■ **Requirement**
Read through the material below and find each line that has the word "title"; copy it.

■ **Raw data**
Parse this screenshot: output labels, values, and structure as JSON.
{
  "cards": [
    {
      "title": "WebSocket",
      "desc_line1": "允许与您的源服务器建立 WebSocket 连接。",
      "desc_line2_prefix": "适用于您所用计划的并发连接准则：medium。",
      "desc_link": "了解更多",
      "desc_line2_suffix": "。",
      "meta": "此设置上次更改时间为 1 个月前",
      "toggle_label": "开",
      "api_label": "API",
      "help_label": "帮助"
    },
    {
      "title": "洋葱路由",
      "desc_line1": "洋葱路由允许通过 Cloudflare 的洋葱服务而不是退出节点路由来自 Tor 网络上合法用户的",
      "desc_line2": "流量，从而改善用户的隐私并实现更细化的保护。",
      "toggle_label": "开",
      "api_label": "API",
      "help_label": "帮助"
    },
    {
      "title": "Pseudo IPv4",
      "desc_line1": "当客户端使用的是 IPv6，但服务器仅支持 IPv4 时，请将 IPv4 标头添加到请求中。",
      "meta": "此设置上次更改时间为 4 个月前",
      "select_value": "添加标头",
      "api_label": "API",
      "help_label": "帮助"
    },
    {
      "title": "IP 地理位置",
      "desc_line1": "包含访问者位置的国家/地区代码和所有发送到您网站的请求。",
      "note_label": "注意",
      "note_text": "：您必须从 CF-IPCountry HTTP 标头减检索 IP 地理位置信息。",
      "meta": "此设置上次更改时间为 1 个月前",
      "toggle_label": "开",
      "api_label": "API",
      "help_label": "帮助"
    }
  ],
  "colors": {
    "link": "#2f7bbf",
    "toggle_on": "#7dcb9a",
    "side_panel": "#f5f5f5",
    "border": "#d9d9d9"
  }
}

■ **Output**
      "title": "WebSocket",
      "title": "洋葱路由",
      "title": "Pseudo IPv4",
      "title": "IP 地理位置",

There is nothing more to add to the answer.